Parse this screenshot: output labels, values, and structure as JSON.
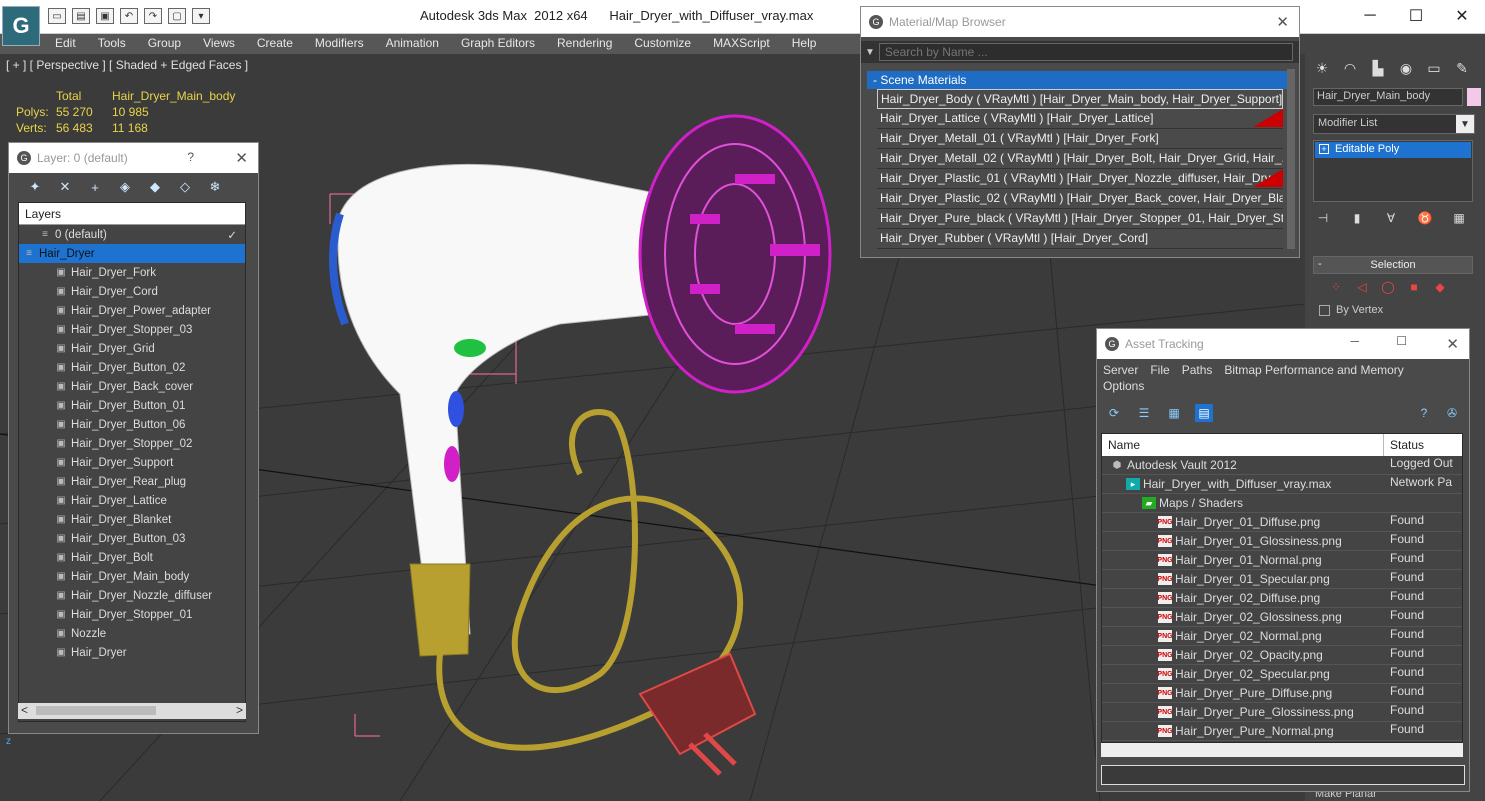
{
  "window": {
    "app_title": "Autodesk 3ds Max  2012 x64",
    "file_name": "Hair_Dryer_with_Diffuser_vray.max",
    "logo_glyph": "G"
  },
  "menu": [
    "Edit",
    "Tools",
    "Group",
    "Views",
    "Create",
    "Modifiers",
    "Animation",
    "Graph Editors",
    "Rendering",
    "Customize",
    "MAXScript",
    "Help"
  ],
  "viewport": {
    "label": "[ + ] [ Perspective ] [ Shaded + Edged Faces ]",
    "stats": {
      "header_total": "Total",
      "header_object": "Hair_Dryer_Main_body",
      "polys_label": "Polys:",
      "polys_total": "55 270",
      "polys_object": "10 985",
      "verts_label": "Verts:",
      "verts_total": "56 483",
      "verts_object": "11 168"
    },
    "axis_label": "z"
  },
  "layer_window": {
    "title": "Layer: 0 (default)",
    "help": "?",
    "header": "Layers",
    "rows": [
      {
        "label": "0 (default)",
        "indent": 1,
        "check": "✓"
      },
      {
        "label": "Hair_Dryer",
        "indent": 0,
        "selected": true
      },
      {
        "label": "Hair_Dryer_Fork",
        "indent": 2
      },
      {
        "label": "Hair_Dryer_Cord",
        "indent": 2
      },
      {
        "label": "Hair_Dryer_Power_adapter",
        "indent": 2
      },
      {
        "label": "Hair_Dryer_Stopper_03",
        "indent": 2
      },
      {
        "label": "Hair_Dryer_Grid",
        "indent": 2
      },
      {
        "label": "Hair_Dryer_Button_02",
        "indent": 2
      },
      {
        "label": "Hair_Dryer_Back_cover",
        "indent": 2
      },
      {
        "label": "Hair_Dryer_Button_01",
        "indent": 2
      },
      {
        "label": "Hair_Dryer_Button_06",
        "indent": 2
      },
      {
        "label": "Hair_Dryer_Stopper_02",
        "indent": 2
      },
      {
        "label": "Hair_Dryer_Support",
        "indent": 2
      },
      {
        "label": "Hair_Dryer_Rear_plug",
        "indent": 2
      },
      {
        "label": "Hair_Dryer_Lattice",
        "indent": 2
      },
      {
        "label": "Hair_Dryer_Blanket",
        "indent": 2
      },
      {
        "label": "Hair_Dryer_Button_03",
        "indent": 2
      },
      {
        "label": "Hair_Dryer_Bolt",
        "indent": 2
      },
      {
        "label": "Hair_Dryer_Main_body",
        "indent": 2
      },
      {
        "label": "Hair_Dryer_Nozzle_diffuser",
        "indent": 2
      },
      {
        "label": "Hair_Dryer_Stopper_01",
        "indent": 2
      },
      {
        "label": "Nozzle",
        "indent": 2
      },
      {
        "label": "Hair_Dryer",
        "indent": 2
      }
    ],
    "scroll_left": "<",
    "scroll_right": ">"
  },
  "material_browser": {
    "title": "Material/Map Browser",
    "search_placeholder": "Search by Name ...",
    "section": "- Scene Materials",
    "rows": [
      {
        "text": "Hair_Dryer_Body  ( VRayMtl )  [Hair_Dryer_Main_body, Hair_Dryer_Support]",
        "highlight": true
      },
      {
        "text": "Hair_Dryer_Lattice  ( VRayMtl )  [Hair_Dryer_Lattice]",
        "flag": true
      },
      {
        "text": "Hair_Dryer_Metall_01  ( VRayMtl )  [Hair_Dryer_Fork]"
      },
      {
        "text": "Hair_Dryer_Metall_02  ( VRayMtl )  [Hair_Dryer_Bolt, Hair_Dryer_Grid, Hair_..."
      },
      {
        "text": "Hair_Dryer_Plastic_01  ( VRayMtl )  [Hair_Dryer_Nozzle_diffuser, Hair_Dryer_...",
        "flag": true
      },
      {
        "text": "Hair_Dryer_Plastic_02  ( VRayMtl )  [Hair_Dryer_Back_cover, Hair_Dryer_Bla..."
      },
      {
        "text": "Hair_Dryer_Pure_black  ( VRayMtl )  [Hair_Dryer_Stopper_01, Hair_Dryer_St..."
      },
      {
        "text": "Hair_Dryer_Rubber  ( VRayMtl )  [Hair_Dryer_Cord]"
      }
    ]
  },
  "command_panel": {
    "object_name": "Hair_Dryer_Main_body",
    "object_color": "#f4c8e8",
    "modifier_list": "Modifier List",
    "stack_item": "Editable Poly",
    "rollout": "Selection",
    "rollout_toggle": "-",
    "by_vertex": "By Vertex",
    "bottom_label": "Make Planar"
  },
  "asset_tracking": {
    "title": "Asset Tracking",
    "menu": [
      "Server",
      "File",
      "Paths",
      "Bitmap Performance and Memory",
      "Options"
    ],
    "col_name": "Name",
    "col_status": "Status",
    "rows": [
      {
        "name": "Autodesk Vault 2012",
        "status": "Logged Out",
        "indent": 1,
        "icon": "vault"
      },
      {
        "name": "Hair_Dryer_with_Diffuser_vray.max",
        "status": "Network Pa",
        "indent": 2,
        "icon": "max"
      },
      {
        "name": "Maps / Shaders",
        "status": "",
        "indent": 3,
        "icon": "maps"
      },
      {
        "name": "Hair_Dryer_01_Diffuse.png",
        "status": "Found",
        "indent": 4,
        "icon": "png"
      },
      {
        "name": "Hair_Dryer_01_Glossiness.png",
        "status": "Found",
        "indent": 4,
        "icon": "png"
      },
      {
        "name": "Hair_Dryer_01_Normal.png",
        "status": "Found",
        "indent": 4,
        "icon": "png"
      },
      {
        "name": "Hair_Dryer_01_Specular.png",
        "status": "Found",
        "indent": 4,
        "icon": "png"
      },
      {
        "name": "Hair_Dryer_02_Diffuse.png",
        "status": "Found",
        "indent": 4,
        "icon": "png"
      },
      {
        "name": "Hair_Dryer_02_Glossiness.png",
        "status": "Found",
        "indent": 4,
        "icon": "png"
      },
      {
        "name": "Hair_Dryer_02_Normal.png",
        "status": "Found",
        "indent": 4,
        "icon": "png"
      },
      {
        "name": "Hair_Dryer_02_Opacity.png",
        "status": "Found",
        "indent": 4,
        "icon": "png"
      },
      {
        "name": "Hair_Dryer_02_Specular.png",
        "status": "Found",
        "indent": 4,
        "icon": "png"
      },
      {
        "name": "Hair_Dryer_Pure_Diffuse.png",
        "status": "Found",
        "indent": 4,
        "icon": "png"
      },
      {
        "name": "Hair_Dryer_Pure_Glossiness.png",
        "status": "Found",
        "indent": 4,
        "icon": "png"
      },
      {
        "name": "Hair_Dryer_Pure_Normal.png",
        "status": "Found",
        "indent": 4,
        "icon": "png"
      }
    ]
  },
  "colors": {
    "selection_blue": "#1e73d0",
    "stats_yellow": "#e8d44a",
    "body_white": "#ffffff",
    "diffuser_magenta": "#d020c8",
    "cord_yellow": "#b8a030",
    "plug_red": "#e04848"
  }
}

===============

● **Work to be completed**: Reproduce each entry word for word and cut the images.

● **Output of the task**:
Parse this screenshot: output labels, values, and structure as JSON.
{
  "window": {
    "app_title": "Autodesk 3ds Max  2012 x64",
    "file_name": "Hair_Dryer_with_Diffuser_vray.max",
    "logo_glyph": "G"
  },
  "menu": [
    "Edit",
    "Tools",
    "Group",
    "Views",
    "Create",
    "Modifiers",
    "Animation",
    "Graph Editors",
    "Rendering",
    "Customize",
    "MAXScript",
    "Help"
  ],
  "viewport": {
    "label": "[ + ] [ Perspective ] [ Shaded + Edged Faces ]",
    "stats": {
      "header_total": "Total",
      "header_object": "Hair_Dryer_Main_body",
      "polys_label": "Polys:",
      "polys_total": "55 270",
      "polys_object": "10 985",
      "verts_label": "Verts:",
      "verts_total": "56 483",
      "verts_object": "11 168"
    },
    "axis_label": "z"
  },
  "layer_window": {
    "title": "Layer: 0 (default)",
    "help": "?",
    "header": "Layers",
    "rows": [
      {
        "label": "0 (default)",
        "indent": 1,
        "check": "✓"
      },
      {
        "label": "Hair_Dryer",
        "indent": 0,
        "selected": true
      },
      {
        "label": "Hair_Dryer_Fork",
        "indent": 2
      },
      {
        "label": "Hair_Dryer_Cord",
        "indent": 2
      },
      {
        "label": "Hair_Dryer_Power_adapter",
        "indent": 2
      },
      {
        "label": "Hair_Dryer_Stopper_03",
        "indent": 2
      },
      {
        "label": "Hair_Dryer_Grid",
        "indent": 2
      },
      {
        "label": "Hair_Dryer_Button_02",
        "indent": 2
      },
      {
        "label": "Hair_Dryer_Back_cover",
        "indent": 2
      },
      {
        "label": "Hair_Dryer_Button_01",
        "indent": 2
      },
      {
        "label": "Hair_Dryer_Button_06",
        "indent": 2
      },
      {
        "label": "Hair_Dryer_Stopper_02",
        "indent": 2
      },
      {
        "label": "Hair_Dryer_Support",
        "indent": 2
      },
      {
        "label": "Hair_Dryer_Rear_plug",
        "indent": 2
      },
      {
        "label": "Hair_Dryer_Lattice",
        "indent": 2
      },
      {
        "label": "Hair_Dryer_Blanket",
        "indent": 2
      },
      {
        "label": "Hair_Dryer_Button_03",
        "indent": 2
      },
      {
        "label": "Hair_Dryer_Bolt",
        "indent": 2
      },
      {
        "label": "Hair_Dryer_Main_body",
        "indent": 2
      },
      {
        "label": "Hair_Dryer_Nozzle_diffuser",
        "indent": 2
      },
      {
        "label": "Hair_Dryer_Stopper_01",
        "indent": 2
      },
      {
        "label": "Nozzle",
        "indent": 2
      },
      {
        "label": "Hair_Dryer",
        "indent": 2
      }
    ],
    "scroll_left": "<",
    "scroll_right": ">"
  },
  "material_browser": {
    "title": "Material/Map Browser",
    "search_placeholder": "Search by Name ...",
    "section": "- Scene Materials",
    "rows": [
      {
        "text": "Hair_Dryer_Body  ( VRayMtl )  [Hair_Dryer_Main_body, Hair_Dryer_Support]",
        "highlight": true
      },
      {
        "text": "Hair_Dryer_Lattice  ( VRayMtl )  [Hair_Dryer_Lattice]",
        "flag": true
      },
      {
        "text": "Hair_Dryer_Metall_01  ( VRayMtl )  [Hair_Dryer_Fork]"
      },
      {
        "text": "Hair_Dryer_Metall_02  ( VRayMtl )  [Hair_Dryer_Bolt, Hair_Dryer_Grid, Hair_..."
      },
      {
        "text": "Hair_Dryer_Plastic_01  ( VRayMtl )  [Hair_Dryer_Nozzle_diffuser, Hair_Dryer_...",
        "flag": true
      },
      {
        "text": "Hair_Dryer_Plastic_02  ( VRayMtl )  [Hair_Dryer_Back_cover, Hair_Dryer_Bla..."
      },
      {
        "text": "Hair_Dryer_Pure_black  ( VRayMtl )  [Hair_Dryer_Stopper_01, Hair_Dryer_St..."
      },
      {
        "text": "Hair_Dryer_Rubber  ( VRayMtl )  [Hair_Dryer_Cord]"
      }
    ]
  },
  "command_panel": {
    "object_name": "Hair_Dryer_Main_body",
    "object_color": "#f4c8e8",
    "modifier_list": "Modifier List",
    "stack_item": "Editable Poly",
    "rollout": "Selection",
    "rollout_toggle": "-",
    "by_vertex": "By Vertex",
    "bottom_label": "Make Planar"
  },
  "asset_tracking": {
    "title": "Asset Tracking",
    "menu": [
      "Server",
      "File",
      "Paths",
      "Bitmap Performance and Memory",
      "Options"
    ],
    "col_name": "Name",
    "col_status": "Status",
    "rows": [
      {
        "name": "Autodesk Vault 2012",
        "status": "Logged Out",
        "indent": 1,
        "icon": "vault"
      },
      {
        "name": "Hair_Dryer_with_Diffuser_vray.max",
        "status": "Network Pa",
        "indent": 2,
        "icon": "max"
      },
      {
        "name": "Maps / Shaders",
        "status": "",
        "indent": 3,
        "icon": "maps"
      },
      {
        "name": "Hair_Dryer_01_Diffuse.png",
        "status": "Found",
        "indent": 4,
        "icon": "png"
      },
      {
        "name": "Hair_Dryer_01_Glossiness.png",
        "status": "Found",
        "indent": 4,
        "icon": "png"
      },
      {
        "name": "Hair_Dryer_01_Normal.png",
        "status": "Found",
        "indent": 4,
        "icon": "png"
      },
      {
        "name": "Hair_Dryer_01_Specular.png",
        "status": "Found",
        "indent": 4,
        "icon": "png"
      },
      {
        "name": "Hair_Dryer_02_Diffuse.png",
        "status": "Found",
        "indent": 4,
        "icon": "png"
      },
      {
        "name": "Hair_Dryer_02_Glossiness.png",
        "status": "Found",
        "indent": 4,
        "icon": "png"
      },
      {
        "name": "Hair_Dryer_02_Normal.png",
        "status": "Found",
        "indent": 4,
        "icon": "png"
      },
      {
        "name": "Hair_Dryer_02_Opacity.png",
        "status": "Found",
        "indent": 4,
        "icon": "png"
      },
      {
        "name": "Hair_Dryer_02_Specular.png",
        "status": "Found",
        "indent": 4,
        "icon": "png"
      },
      {
        "name": "Hair_Dryer_Pure_Diffuse.png",
        "status": "Found",
        "indent": 4,
        "icon": "png"
      },
      {
        "name": "Hair_Dryer_Pure_Glossiness.png",
        "status": "Found",
        "indent": 4,
        "icon": "png"
      },
      {
        "name": "Hair_Dryer_Pure_Normal.png",
        "status": "Found",
        "indent": 4,
        "icon": "png"
      }
    ]
  },
  "colors": {
    "selection_blue": "#1e73d0",
    "stats_yellow": "#e8d44a",
    "body_white": "#ffffff",
    "diffuser_magenta": "#d020c8",
    "cord_yellow": "#b8a030",
    "plug_red": "#e04848"
  }
}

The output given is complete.